If you’ve been orbiting around the YouTube sphere for as long as I have, you’ll notice that every once in a while we enter a new era; another era, that is, of brands and digital businesses deliberately failing to understand the content creator game as they try their hardest to capitalise on it.
The latest phase seems to have taken shape in a bizarre theory that online creators – people who make popular YouTube videos, or post stunning lifestyle Instagram photos, or do anything remotely creative in the social media sphere – don’t actually take any pride in their work. That the goal, and ultimately the payoff, is having as large an audience as possible to do your bidding. That it’s all about the influence.
As such, the exciting new catch-all term “influencer” has gained traction amongst the more business-minded folks of the online world. The deeper you are involved with the YouTube industry, the more often you will likely hear this term; but the deeper you are involved with the YouTube community, the more it will likely give you the creeps.
A lot of you might be thinking “It’s just a word, put your thoughtpiece away,” but as is always the response to that pithy argument: words have meaning, and power. The power that this particular umbrella term holds is the ability to compartmentalise and classify creators by what brands believe is their most marketable asset: their follower numbers. Their reach. Their demographic. Influence.
After attending this year’s VidCon a little over a month ago, I noticed “influencer” being used far more frequently than I ever had before; But a glaring discrepancy lay in who used the term. It rolled off the tongues of the employees of ad agencies, networks and digital brands; but anyone to whom the name “influencer” would apply seemed to steer well clear of it in conversations.
Of course, there are always going to be anomalies – a few years ago I saw a friend referring to themselves as a “social media influencer” on their LinkedIn. I assumed it was a joke (at the time my role was “internet guy”), but evidently the phrase has since gained traction. We also recently saw comedian, actress and YouTuber Anna Akana refer to herself as an “influencer” in a lengthy rebuttal to Emma Thompson – but the important thing to note is this was part of a larger conversation about the value of online creators in the greater media sphere. Something that a phrase that leans heavily on the influence of a person fails to take into account.
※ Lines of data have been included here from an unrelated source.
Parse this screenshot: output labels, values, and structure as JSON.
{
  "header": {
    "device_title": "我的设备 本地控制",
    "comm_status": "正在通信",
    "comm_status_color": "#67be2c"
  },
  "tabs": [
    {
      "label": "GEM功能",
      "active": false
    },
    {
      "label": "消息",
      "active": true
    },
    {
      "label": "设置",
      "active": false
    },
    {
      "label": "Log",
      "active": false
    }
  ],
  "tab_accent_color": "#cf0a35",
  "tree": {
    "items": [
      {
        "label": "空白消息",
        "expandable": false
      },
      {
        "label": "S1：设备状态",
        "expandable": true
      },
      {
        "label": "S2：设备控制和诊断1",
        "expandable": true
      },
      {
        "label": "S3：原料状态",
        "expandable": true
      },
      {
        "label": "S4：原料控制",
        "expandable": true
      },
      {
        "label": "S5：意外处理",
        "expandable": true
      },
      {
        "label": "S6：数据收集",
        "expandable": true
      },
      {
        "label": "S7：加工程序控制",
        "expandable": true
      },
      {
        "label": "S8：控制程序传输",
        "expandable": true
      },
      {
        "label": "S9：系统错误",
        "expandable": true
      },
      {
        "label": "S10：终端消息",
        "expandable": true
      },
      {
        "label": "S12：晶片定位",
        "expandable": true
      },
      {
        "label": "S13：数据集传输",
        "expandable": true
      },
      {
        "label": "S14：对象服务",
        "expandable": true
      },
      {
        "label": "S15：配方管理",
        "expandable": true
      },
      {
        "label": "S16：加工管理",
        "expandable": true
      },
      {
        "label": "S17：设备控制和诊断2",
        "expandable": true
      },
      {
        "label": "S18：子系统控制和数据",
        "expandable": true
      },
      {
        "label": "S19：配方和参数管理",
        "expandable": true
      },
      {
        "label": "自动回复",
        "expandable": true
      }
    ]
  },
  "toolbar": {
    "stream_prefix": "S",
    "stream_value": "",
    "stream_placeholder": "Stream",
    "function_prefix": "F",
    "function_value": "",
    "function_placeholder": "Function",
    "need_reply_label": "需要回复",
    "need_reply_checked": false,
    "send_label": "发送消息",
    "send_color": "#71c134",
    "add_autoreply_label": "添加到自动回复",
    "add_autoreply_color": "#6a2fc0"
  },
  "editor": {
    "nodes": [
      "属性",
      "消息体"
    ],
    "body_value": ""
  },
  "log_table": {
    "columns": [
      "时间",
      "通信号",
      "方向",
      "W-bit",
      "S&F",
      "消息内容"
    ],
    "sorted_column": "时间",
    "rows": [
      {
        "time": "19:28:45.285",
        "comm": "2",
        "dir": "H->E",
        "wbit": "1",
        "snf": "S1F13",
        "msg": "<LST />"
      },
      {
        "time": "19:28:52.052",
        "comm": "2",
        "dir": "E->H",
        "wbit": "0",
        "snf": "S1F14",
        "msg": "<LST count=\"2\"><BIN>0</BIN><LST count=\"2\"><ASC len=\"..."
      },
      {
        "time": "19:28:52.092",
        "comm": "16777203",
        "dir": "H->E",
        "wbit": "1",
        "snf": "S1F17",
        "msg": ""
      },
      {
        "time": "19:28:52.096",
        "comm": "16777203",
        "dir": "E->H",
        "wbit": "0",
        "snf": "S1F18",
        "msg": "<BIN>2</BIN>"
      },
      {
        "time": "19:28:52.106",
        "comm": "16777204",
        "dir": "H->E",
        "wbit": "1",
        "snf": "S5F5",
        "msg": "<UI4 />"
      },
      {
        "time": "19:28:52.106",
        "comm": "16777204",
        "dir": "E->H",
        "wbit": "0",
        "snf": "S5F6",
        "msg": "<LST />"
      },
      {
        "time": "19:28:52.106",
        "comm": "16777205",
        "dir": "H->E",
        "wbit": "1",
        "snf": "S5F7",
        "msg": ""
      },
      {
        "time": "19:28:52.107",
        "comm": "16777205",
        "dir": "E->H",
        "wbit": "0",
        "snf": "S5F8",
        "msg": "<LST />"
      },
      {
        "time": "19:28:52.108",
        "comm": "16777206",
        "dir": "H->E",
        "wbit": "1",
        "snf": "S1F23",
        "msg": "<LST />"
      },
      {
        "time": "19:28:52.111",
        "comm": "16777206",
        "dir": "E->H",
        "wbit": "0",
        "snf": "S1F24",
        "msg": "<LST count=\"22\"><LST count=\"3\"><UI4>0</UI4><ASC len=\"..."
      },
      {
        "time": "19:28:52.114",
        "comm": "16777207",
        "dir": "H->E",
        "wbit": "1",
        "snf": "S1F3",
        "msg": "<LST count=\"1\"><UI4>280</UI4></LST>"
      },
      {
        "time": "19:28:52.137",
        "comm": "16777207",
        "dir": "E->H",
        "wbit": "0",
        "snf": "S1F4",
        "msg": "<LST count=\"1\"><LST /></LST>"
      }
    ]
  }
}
Ultimately, my biggest beef with the phrase “influencer” is that it puts people who value their work, their identity, and yes, even their audience in the same box as faceless Twitter curators like @Dory and ‘Common White Girl‘ – the owners of which earn five-figure sums by reposting relatable jokes they found on Tumblr. If someone is willing to write a song, or direct a sketch, or even just talk to a camera about how much they think your product is the bee’s knees, do they not deserve more than to be classed by how many pairs of eyes are going to be on it?
There is a nasty yet growing murmur of cynicism when it comes to the industry surrounding YouTubers and their like – brands believe they threw too much money at creators at the start, and now resent that they won’t bend to their will with scripted phrases, impossible reshoots and week-long Twitter campaigns. But I believe there are still some of us out here with the crazy notion that what we make matters more to people than who we are. That even when working with a brand, our audiences can still trust us to create a genuine, relatable or evocative piece of digital content; and not just use our wealth in followers to push something we don’t believe in for the cheque. And that is true influence.